MATERIAL FOR THE TASK:
****

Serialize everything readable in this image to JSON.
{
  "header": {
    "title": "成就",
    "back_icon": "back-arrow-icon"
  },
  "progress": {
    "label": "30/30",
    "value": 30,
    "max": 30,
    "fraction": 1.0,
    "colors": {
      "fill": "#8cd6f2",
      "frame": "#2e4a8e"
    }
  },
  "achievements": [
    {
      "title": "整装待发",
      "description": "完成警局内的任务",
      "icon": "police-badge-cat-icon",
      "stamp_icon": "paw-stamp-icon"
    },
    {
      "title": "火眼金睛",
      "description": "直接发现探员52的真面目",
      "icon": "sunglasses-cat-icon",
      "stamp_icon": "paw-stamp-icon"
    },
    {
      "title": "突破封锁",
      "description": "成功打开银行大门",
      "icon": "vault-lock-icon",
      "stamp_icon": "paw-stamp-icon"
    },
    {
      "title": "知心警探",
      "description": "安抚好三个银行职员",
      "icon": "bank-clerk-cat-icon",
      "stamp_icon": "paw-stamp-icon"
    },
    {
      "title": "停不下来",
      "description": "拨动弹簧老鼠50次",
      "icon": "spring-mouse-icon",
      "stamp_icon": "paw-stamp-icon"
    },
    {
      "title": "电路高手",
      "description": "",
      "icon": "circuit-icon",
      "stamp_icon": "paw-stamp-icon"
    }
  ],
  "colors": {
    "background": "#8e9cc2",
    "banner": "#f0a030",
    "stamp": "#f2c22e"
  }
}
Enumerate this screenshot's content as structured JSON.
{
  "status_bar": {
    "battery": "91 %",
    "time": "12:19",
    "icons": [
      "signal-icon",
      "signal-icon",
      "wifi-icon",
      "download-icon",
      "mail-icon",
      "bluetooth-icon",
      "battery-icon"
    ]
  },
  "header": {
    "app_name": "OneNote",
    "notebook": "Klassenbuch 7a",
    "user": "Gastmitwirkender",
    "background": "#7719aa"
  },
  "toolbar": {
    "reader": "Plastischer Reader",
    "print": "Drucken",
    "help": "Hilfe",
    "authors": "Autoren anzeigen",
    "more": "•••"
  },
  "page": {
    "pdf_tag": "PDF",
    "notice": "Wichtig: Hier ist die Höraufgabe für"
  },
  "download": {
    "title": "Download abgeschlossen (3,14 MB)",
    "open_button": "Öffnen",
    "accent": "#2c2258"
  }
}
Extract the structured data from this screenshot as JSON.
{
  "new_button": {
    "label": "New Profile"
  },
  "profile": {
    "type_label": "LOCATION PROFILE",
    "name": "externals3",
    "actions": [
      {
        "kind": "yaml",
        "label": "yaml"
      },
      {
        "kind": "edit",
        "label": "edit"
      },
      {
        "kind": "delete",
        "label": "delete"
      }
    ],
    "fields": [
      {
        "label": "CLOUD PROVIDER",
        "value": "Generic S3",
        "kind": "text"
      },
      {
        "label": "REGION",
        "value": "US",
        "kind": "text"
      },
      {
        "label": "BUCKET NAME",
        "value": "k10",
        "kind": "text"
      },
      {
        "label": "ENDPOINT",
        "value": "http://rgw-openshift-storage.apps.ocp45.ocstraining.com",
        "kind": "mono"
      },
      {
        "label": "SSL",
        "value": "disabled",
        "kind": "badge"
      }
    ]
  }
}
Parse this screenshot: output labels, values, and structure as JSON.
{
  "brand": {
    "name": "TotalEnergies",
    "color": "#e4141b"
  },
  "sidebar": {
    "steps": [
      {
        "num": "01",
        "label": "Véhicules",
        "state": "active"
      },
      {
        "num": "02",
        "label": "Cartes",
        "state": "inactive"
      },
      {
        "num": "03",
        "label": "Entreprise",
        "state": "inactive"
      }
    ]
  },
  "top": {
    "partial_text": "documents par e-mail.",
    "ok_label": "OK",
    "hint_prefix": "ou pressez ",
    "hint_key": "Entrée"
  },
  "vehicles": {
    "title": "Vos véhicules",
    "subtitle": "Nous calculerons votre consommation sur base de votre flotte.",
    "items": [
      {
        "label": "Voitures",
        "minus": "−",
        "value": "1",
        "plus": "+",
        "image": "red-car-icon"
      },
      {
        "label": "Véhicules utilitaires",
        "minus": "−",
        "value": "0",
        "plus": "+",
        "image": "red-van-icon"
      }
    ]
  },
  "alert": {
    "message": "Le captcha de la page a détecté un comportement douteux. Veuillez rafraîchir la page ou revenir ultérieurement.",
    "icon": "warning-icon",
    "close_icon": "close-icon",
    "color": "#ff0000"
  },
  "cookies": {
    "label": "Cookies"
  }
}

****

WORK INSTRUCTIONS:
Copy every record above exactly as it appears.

SOLUTION TO THE PROBLEM:
Serialize everything readable in this image to JSON.
{
  "header": {
    "title": "成就",
    "back_icon": "back-arrow-icon"
  },
  "progress": {
    "label": "30/30",
    "value": 30,
    "max": 30,
    "fraction": 1.0,
    "colors": {
      "fill": "#8cd6f2",
      "frame": "#2e4a8e"
    }
  },
  "achievements": [
    {
      "title": "整装待发",
      "description": "完成警局内的任务",
      "icon": "police-badge-cat-icon",
      "stamp_icon": "paw-stamp-icon"
    },
    {
      "title": "火眼金睛",
      "description": "直接发现探员52的真面目",
      "icon": "sunglasses-cat-icon",
      "stamp_icon": "paw-stamp-icon"
    },
    {
      "title": "突破封锁",
      "description": "成功打开银行大门",
      "icon": "vault-lock-icon",
      "stamp_icon": "paw-stamp-icon"
    },
    {
      "title": "知心警探",
      "description": "安抚好三个银行职员",
      "icon": "bank-clerk-cat-icon",
      "stamp_icon": "paw-stamp-icon"
    },
    {
      "title": "停不下来",
      "description": "拨动弹簧老鼠50次",
      "icon": "spring-mouse-icon",
      "stamp_icon": "paw-stamp-icon"
    },
    {
      "title": "电路高手",
      "description": "",
      "icon": "circuit-icon",
      "stamp_icon": "paw-stamp-icon"
    }
  ],
  "colors": {
    "background": "#8e9cc2",
    "banner": "#f0a030",
    "stamp": "#f2c22e"
  }
}
Enumerate this screenshot's content as structured JSON.
{
  "status_bar": {
    "battery": "91 %",
    "time": "12:19",
    "icons": [
      "signal-icon",
      "signal-icon",
      "wifi-icon",
      "download-icon",
      "mail-icon",
      "bluetooth-icon",
      "battery-icon"
    ]
  },
  "header": {
    "app_name": "OneNote",
    "notebook": "Klassenbuch 7a",
    "user": "Gastmitwirkender",
    "background": "#7719aa"
  },
  "toolbar": {
    "reader": "Plastischer Reader",
    "print": "Drucken",
    "help": "Hilfe",
    "authors": "Autoren anzeigen",
    "more": "•••"
  },
  "page": {
    "pdf_tag": "PDF",
    "notice": "Wichtig: Hier ist die Höraufgabe für"
  },
  "download": {
    "title": "Download abgeschlossen (3,14 MB)",
    "open_button": "Öffnen",
    "accent": "#2c2258"
  }
}
Extract the structured data from this screenshot as JSON.
{
  "new_button": {
    "label": "New Profile"
  },
  "profile": {
    "type_label": "LOCATION PROFILE",
    "name": "externals3",
    "actions": [
      {
        "kind": "yaml",
        "label": "yaml"
      },
      {
        "kind": "edit",
        "label": "edit"
      },
      {
        "kind": "delete",
        "label": "delete"
      }
    ],
    "fields": [
      {
        "label": "CLOUD PROVIDER",
        "value": "Generic S3",
        "kind": "text"
      },
      {
        "label": "REGION",
        "value": "US",
        "kind": "text"
      },
      {
        "label": "BUCKET NAME",
        "value": "k10",
        "kind": "text"
      },
      {
        "label": "ENDPOINT",
        "value": "http://rgw-openshift-storage.apps.ocp45.ocstraining.com",
        "kind": "mono"
      },
      {
        "label": "SSL",
        "value": "disabled",
        "kind": "badge"
      }
    ]
  }
}
Parse this screenshot: output labels, values, and structure as JSON.
{
  "brand": {
    "name": "TotalEnergies",
    "color": "#e4141b"
  },
  "sidebar": {
    "steps": [
      {
        "num": "01",
        "label": "Véhicules",
        "state": "active"
      },
      {
        "num": "02",
        "label": "Cartes",
        "state": "inactive"
      },
      {
        "num": "03",
        "label": "Entreprise",
        "state": "inactive"
      }
    ]
  },
  "top": {
    "partial_text": "documents par e-mail.",
    "ok_label": "OK",
    "hint_prefix": "ou pressez ",
    "hint_key": "Entrée"
  },
  "vehicles": {
    "title": "Vos véhicules",
    "subtitle": "Nous calculerons votre consommation sur base de votre flotte.",
    "items": [
      {
        "label": "Voitures",
        "minus": "−",
        "value": "1",
        "plus": "+",
        "image": "red-car-icon"
      },
      {
        "label": "Véhicules utilitaires",
        "minus": "−",
        "value": "0",
        "plus": "+",
        "image": "red-van-icon"
      }
    ]
  },
  "alert": {
    "message": "Le captcha de la page a détecté un comportement douteux. Veuillez rafraîchir la page ou revenir ultérieurement.",
    "icon": "warning-icon",
    "close_icon": "close-icon",
    "color": "#ff0000"
  },
  "cookies": {
    "label": "Cookies"
  }
}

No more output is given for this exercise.